(Excerpts from an interface dataset)
[Start of Attachment]

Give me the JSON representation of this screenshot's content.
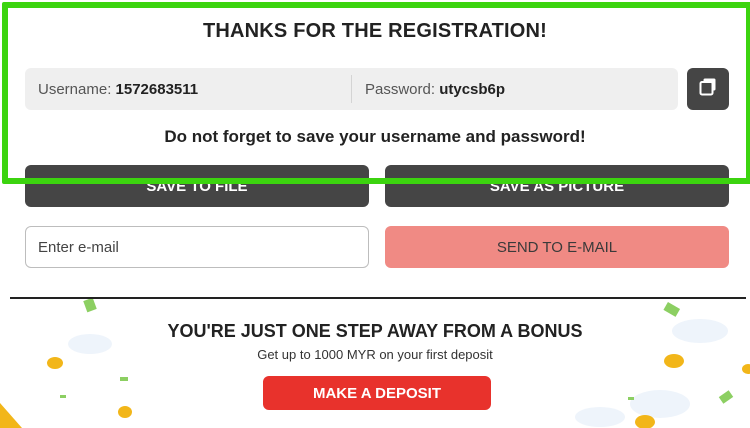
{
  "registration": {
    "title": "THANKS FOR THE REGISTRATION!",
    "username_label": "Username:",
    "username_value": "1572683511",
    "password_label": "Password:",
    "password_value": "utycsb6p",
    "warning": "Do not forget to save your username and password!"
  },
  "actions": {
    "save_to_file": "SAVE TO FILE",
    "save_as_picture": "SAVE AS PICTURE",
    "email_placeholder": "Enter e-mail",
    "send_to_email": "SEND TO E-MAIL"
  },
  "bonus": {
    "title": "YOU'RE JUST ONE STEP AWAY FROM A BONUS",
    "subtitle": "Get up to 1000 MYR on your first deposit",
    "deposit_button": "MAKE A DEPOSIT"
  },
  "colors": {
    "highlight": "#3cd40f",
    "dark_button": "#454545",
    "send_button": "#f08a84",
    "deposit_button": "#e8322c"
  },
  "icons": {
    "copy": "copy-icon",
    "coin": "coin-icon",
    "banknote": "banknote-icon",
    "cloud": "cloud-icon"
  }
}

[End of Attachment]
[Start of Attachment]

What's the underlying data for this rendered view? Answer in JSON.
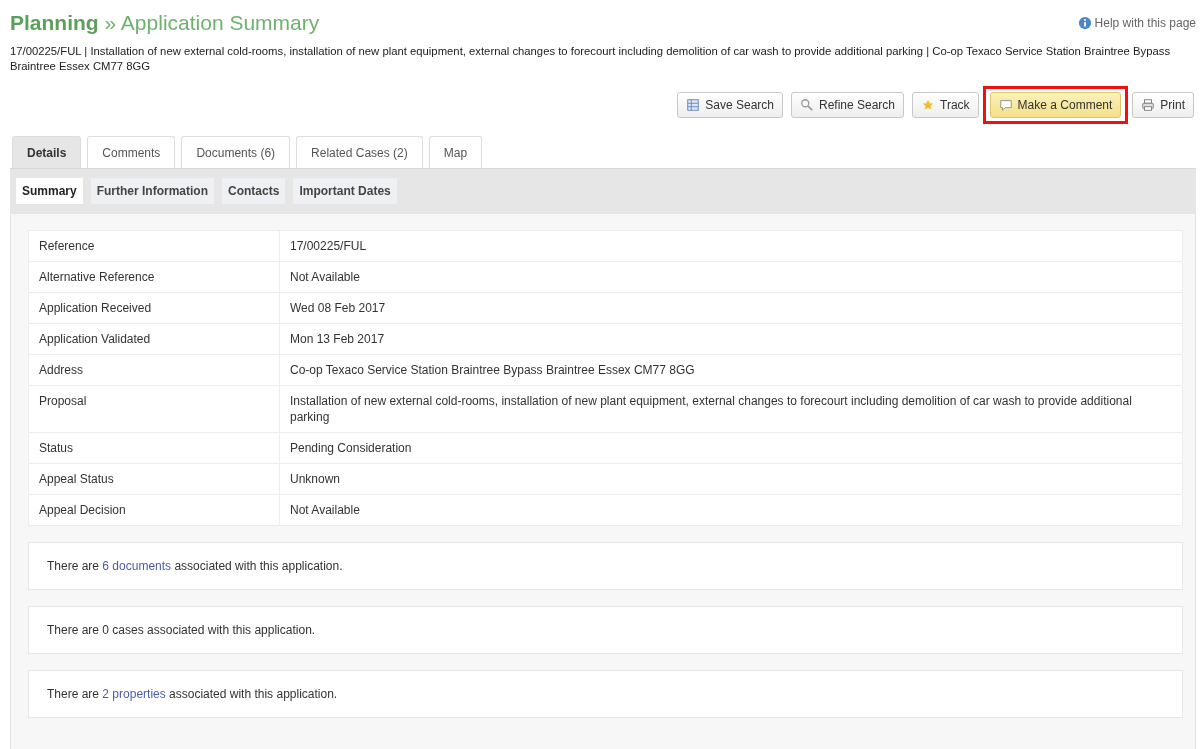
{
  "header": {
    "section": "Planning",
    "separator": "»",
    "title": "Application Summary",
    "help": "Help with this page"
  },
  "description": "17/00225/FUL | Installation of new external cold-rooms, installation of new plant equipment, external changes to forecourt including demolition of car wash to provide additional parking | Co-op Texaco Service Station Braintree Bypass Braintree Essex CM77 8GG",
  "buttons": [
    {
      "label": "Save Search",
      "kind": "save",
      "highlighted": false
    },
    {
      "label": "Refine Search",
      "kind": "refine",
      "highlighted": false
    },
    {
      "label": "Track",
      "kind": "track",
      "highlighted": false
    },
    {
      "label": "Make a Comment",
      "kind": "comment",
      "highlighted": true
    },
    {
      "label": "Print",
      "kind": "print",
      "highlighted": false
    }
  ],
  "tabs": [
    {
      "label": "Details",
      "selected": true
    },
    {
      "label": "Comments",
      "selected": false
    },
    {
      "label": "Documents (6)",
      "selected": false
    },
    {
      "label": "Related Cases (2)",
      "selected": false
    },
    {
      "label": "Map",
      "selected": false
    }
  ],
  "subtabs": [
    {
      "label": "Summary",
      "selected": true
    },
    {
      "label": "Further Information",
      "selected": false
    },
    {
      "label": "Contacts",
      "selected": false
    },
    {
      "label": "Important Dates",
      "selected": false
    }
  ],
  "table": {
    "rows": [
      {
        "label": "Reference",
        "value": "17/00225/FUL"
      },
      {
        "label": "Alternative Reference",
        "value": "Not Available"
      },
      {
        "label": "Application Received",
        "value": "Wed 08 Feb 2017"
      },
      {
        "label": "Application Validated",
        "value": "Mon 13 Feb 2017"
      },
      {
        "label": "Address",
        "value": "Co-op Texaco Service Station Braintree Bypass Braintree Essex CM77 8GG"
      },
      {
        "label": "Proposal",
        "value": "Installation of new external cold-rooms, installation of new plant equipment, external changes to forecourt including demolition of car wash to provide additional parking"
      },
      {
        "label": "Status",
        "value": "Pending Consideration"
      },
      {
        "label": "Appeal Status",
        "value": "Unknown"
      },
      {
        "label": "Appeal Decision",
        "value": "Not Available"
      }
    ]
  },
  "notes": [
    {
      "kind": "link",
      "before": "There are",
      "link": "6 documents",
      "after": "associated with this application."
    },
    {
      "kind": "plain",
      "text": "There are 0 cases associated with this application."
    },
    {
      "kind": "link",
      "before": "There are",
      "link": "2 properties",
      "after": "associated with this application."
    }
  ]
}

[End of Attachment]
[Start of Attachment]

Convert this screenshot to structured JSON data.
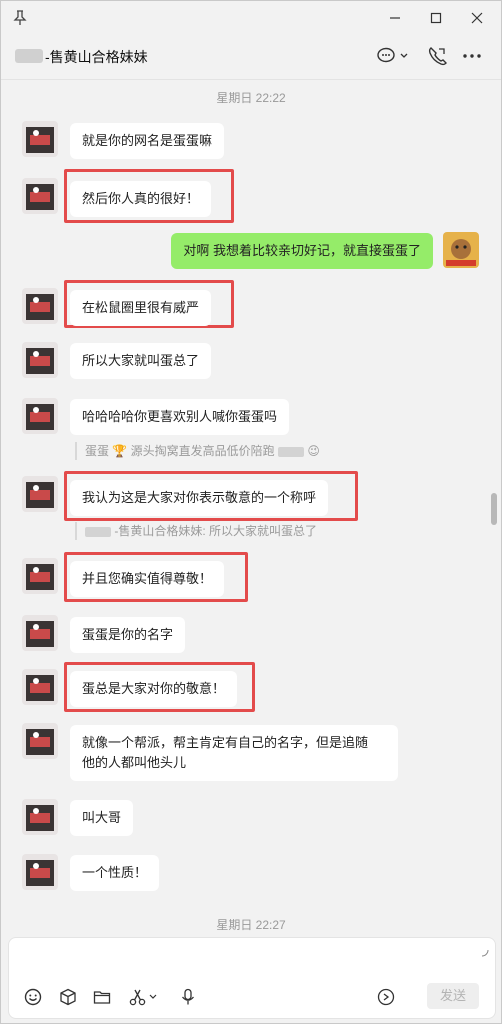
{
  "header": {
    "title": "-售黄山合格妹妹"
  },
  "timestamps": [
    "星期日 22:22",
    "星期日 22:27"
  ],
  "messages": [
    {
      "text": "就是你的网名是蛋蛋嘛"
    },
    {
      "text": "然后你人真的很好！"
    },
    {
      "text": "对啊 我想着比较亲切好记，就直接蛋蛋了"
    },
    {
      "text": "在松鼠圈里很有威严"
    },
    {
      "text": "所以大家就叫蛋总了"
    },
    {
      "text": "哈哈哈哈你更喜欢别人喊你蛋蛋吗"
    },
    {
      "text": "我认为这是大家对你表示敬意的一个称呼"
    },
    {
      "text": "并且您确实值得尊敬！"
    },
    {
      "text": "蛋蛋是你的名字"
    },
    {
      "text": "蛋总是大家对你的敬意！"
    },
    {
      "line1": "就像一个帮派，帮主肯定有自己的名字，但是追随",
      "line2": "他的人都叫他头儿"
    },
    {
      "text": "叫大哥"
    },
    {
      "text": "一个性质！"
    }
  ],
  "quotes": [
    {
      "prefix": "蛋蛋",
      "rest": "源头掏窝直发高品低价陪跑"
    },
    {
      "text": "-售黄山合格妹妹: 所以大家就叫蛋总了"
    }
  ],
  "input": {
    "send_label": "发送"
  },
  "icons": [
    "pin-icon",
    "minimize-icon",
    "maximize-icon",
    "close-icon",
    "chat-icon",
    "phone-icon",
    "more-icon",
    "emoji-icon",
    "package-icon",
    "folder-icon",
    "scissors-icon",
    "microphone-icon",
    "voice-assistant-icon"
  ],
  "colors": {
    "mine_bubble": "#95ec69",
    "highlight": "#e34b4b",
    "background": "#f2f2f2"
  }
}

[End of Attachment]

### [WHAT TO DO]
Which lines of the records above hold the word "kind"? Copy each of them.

### [SOLUTION]
      "kind": "save",
      "kind": "refine",
      "kind": "track",
      "kind": "comment",
      "kind": "print",
      "kind": "link",
      "kind": "plain",
      "kind": "link",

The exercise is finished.